Afraid I'm Pigeonholed in the OR

  1. Dear Nurse Beth,

    I am a BSN-prepared nurse and have been working in the operating room since graduating from nursing school two years ago. I am on several committees and occasionally serve as charge nurse. I stay busy, but several of my more experienced coworkers have suggested that I am "wasting my talents" and could do so much more for my patients if I worked in a different specialty. I like the operating room, but don't like the idea of being pigeonholed into one department for the rest of my career.

    At what point should I consider a move beyond my current role to expand my nursing practice? How does someone with non-traditional bedside experience pick up a different nursing specialty? [Though I'm not technically a new graduate, I haven't used some skills (such as hanging IV fluids) since nursing school.] What type of onboarding can someone like me hope for if I find a position on another unit? s

    Dear Afraid I'm Pigeonholed,


    You are growing! From new grad to experienced, involved OR nurse to charge nurse. Your co-workers see a lot of potential in you.


    At two years out, I would start to think about my professional development plan in terms of career track- clinical practice, advanced practice, leadership, education. Where do you want to end up, and what are the next steps on your chosen path? You very well may have multiple talents- as an educator, and a nurse leader. Or your passion may be clinical bedside practice.


    But you're right- you will benefit by gaining experience outside of the OR. It's easier to go from broad to narrow than vice-versa, but starting a new specialty is a function of contacts, timing, and good luck.


    Activate your network, including old classmates who landed jobs in other areas. Let them know you are looking for a position, and ask them to put in a good word for you. Typically a reputable hospital will give you adequate orientation individualized to your learning needs, but it will not be as long as what a new grad receives. That's OK, because you know more than you realize.

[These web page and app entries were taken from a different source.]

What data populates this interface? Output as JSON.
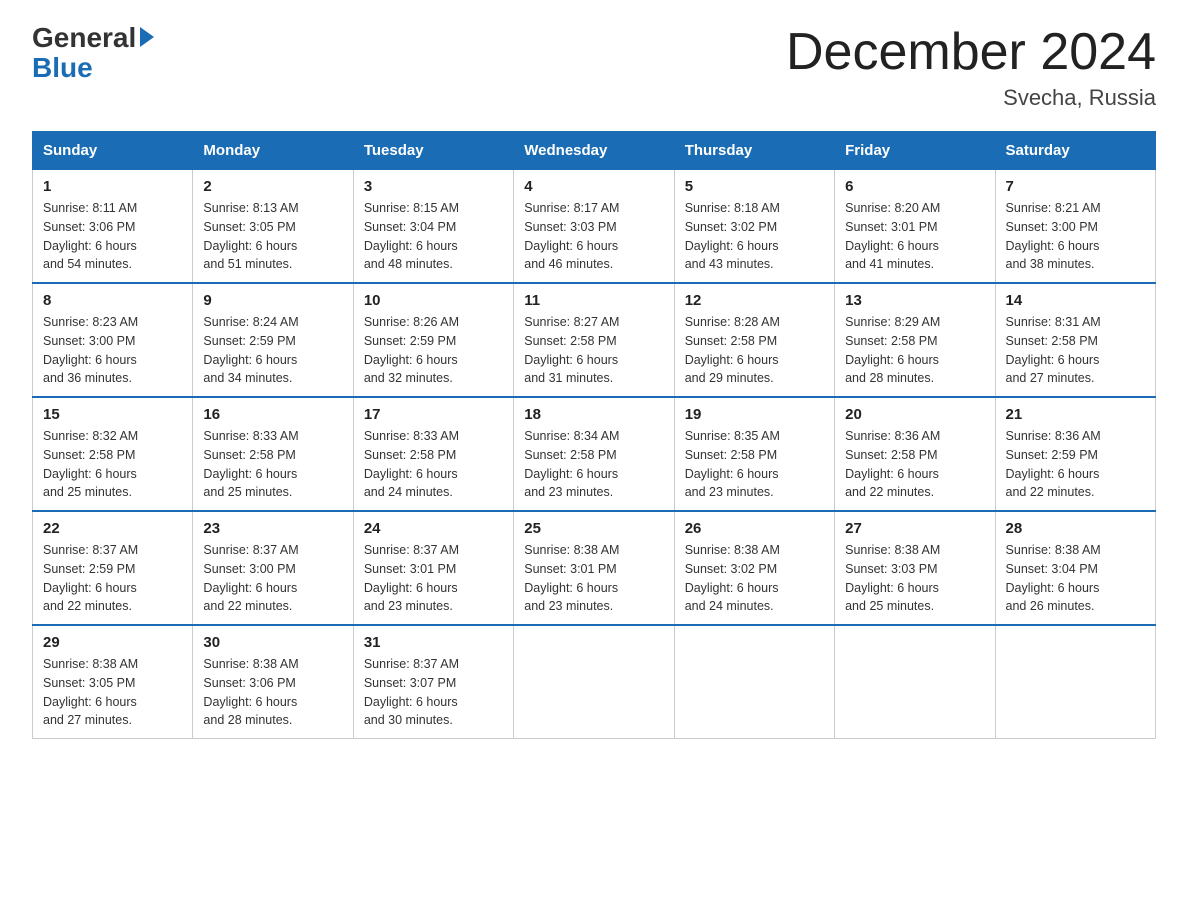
{
  "header": {
    "logo_general": "General",
    "logo_blue": "Blue",
    "title": "December 2024",
    "subtitle": "Svecha, Russia"
  },
  "days_of_week": [
    "Sunday",
    "Monday",
    "Tuesday",
    "Wednesday",
    "Thursday",
    "Friday",
    "Saturday"
  ],
  "weeks": [
    [
      {
        "day": "1",
        "info": "Sunrise: 8:11 AM\nSunset: 3:06 PM\nDaylight: 6 hours\nand 54 minutes."
      },
      {
        "day": "2",
        "info": "Sunrise: 8:13 AM\nSunset: 3:05 PM\nDaylight: 6 hours\nand 51 minutes."
      },
      {
        "day": "3",
        "info": "Sunrise: 8:15 AM\nSunset: 3:04 PM\nDaylight: 6 hours\nand 48 minutes."
      },
      {
        "day": "4",
        "info": "Sunrise: 8:17 AM\nSunset: 3:03 PM\nDaylight: 6 hours\nand 46 minutes."
      },
      {
        "day": "5",
        "info": "Sunrise: 8:18 AM\nSunset: 3:02 PM\nDaylight: 6 hours\nand 43 minutes."
      },
      {
        "day": "6",
        "info": "Sunrise: 8:20 AM\nSunset: 3:01 PM\nDaylight: 6 hours\nand 41 minutes."
      },
      {
        "day": "7",
        "info": "Sunrise: 8:21 AM\nSunset: 3:00 PM\nDaylight: 6 hours\nand 38 minutes."
      }
    ],
    [
      {
        "day": "8",
        "info": "Sunrise: 8:23 AM\nSunset: 3:00 PM\nDaylight: 6 hours\nand 36 minutes."
      },
      {
        "day": "9",
        "info": "Sunrise: 8:24 AM\nSunset: 2:59 PM\nDaylight: 6 hours\nand 34 minutes."
      },
      {
        "day": "10",
        "info": "Sunrise: 8:26 AM\nSunset: 2:59 PM\nDaylight: 6 hours\nand 32 minutes."
      },
      {
        "day": "11",
        "info": "Sunrise: 8:27 AM\nSunset: 2:58 PM\nDaylight: 6 hours\nand 31 minutes."
      },
      {
        "day": "12",
        "info": "Sunrise: 8:28 AM\nSunset: 2:58 PM\nDaylight: 6 hours\nand 29 minutes."
      },
      {
        "day": "13",
        "info": "Sunrise: 8:29 AM\nSunset: 2:58 PM\nDaylight: 6 hours\nand 28 minutes."
      },
      {
        "day": "14",
        "info": "Sunrise: 8:31 AM\nSunset: 2:58 PM\nDaylight: 6 hours\nand 27 minutes."
      }
    ],
    [
      {
        "day": "15",
        "info": "Sunrise: 8:32 AM\nSunset: 2:58 PM\nDaylight: 6 hours\nand 25 minutes."
      },
      {
        "day": "16",
        "info": "Sunrise: 8:33 AM\nSunset: 2:58 PM\nDaylight: 6 hours\nand 25 minutes."
      },
      {
        "day": "17",
        "info": "Sunrise: 8:33 AM\nSunset: 2:58 PM\nDaylight: 6 hours\nand 24 minutes."
      },
      {
        "day": "18",
        "info": "Sunrise: 8:34 AM\nSunset: 2:58 PM\nDaylight: 6 hours\nand 23 minutes."
      },
      {
        "day": "19",
        "info": "Sunrise: 8:35 AM\nSunset: 2:58 PM\nDaylight: 6 hours\nand 23 minutes."
      },
      {
        "day": "20",
        "info": "Sunrise: 8:36 AM\nSunset: 2:58 PM\nDaylight: 6 hours\nand 22 minutes."
      },
      {
        "day": "21",
        "info": "Sunrise: 8:36 AM\nSunset: 2:59 PM\nDaylight: 6 hours\nand 22 minutes."
      }
    ],
    [
      {
        "day": "22",
        "info": "Sunrise: 8:37 AM\nSunset: 2:59 PM\nDaylight: 6 hours\nand 22 minutes."
      },
      {
        "day": "23",
        "info": "Sunrise: 8:37 AM\nSunset: 3:00 PM\nDaylight: 6 hours\nand 22 minutes."
      },
      {
        "day": "24",
        "info": "Sunrise: 8:37 AM\nSunset: 3:01 PM\nDaylight: 6 hours\nand 23 minutes."
      },
      {
        "day": "25",
        "info": "Sunrise: 8:38 AM\nSunset: 3:01 PM\nDaylight: 6 hours\nand 23 minutes."
      },
      {
        "day": "26",
        "info": "Sunrise: 8:38 AM\nSunset: 3:02 PM\nDaylight: 6 hours\nand 24 minutes."
      },
      {
        "day": "27",
        "info": "Sunrise: 8:38 AM\nSunset: 3:03 PM\nDaylight: 6 hours\nand 25 minutes."
      },
      {
        "day": "28",
        "info": "Sunrise: 8:38 AM\nSunset: 3:04 PM\nDaylight: 6 hours\nand 26 minutes."
      }
    ],
    [
      {
        "day": "29",
        "info": "Sunrise: 8:38 AM\nSunset: 3:05 PM\nDaylight: 6 hours\nand 27 minutes."
      },
      {
        "day": "30",
        "info": "Sunrise: 8:38 AM\nSunset: 3:06 PM\nDaylight: 6 hours\nand 28 minutes."
      },
      {
        "day": "31",
        "info": "Sunrise: 8:37 AM\nSunset: 3:07 PM\nDaylight: 6 hours\nand 30 minutes."
      },
      {
        "day": "",
        "info": ""
      },
      {
        "day": "",
        "info": ""
      },
      {
        "day": "",
        "info": ""
      },
      {
        "day": "",
        "info": ""
      }
    ]
  ]
}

Good luck and continue to grow


    Best wishes,


    Nurse Beth

    Author, "Your Last Nursing Class: How to Land Your First Nursing Job"...and your next!
    •  
  2. Visit Nurse Beth profile page

    About Nurse Beth, MSN, RN

    Joined: Mar '07; Posts: 1,381; Likes: 4,116


close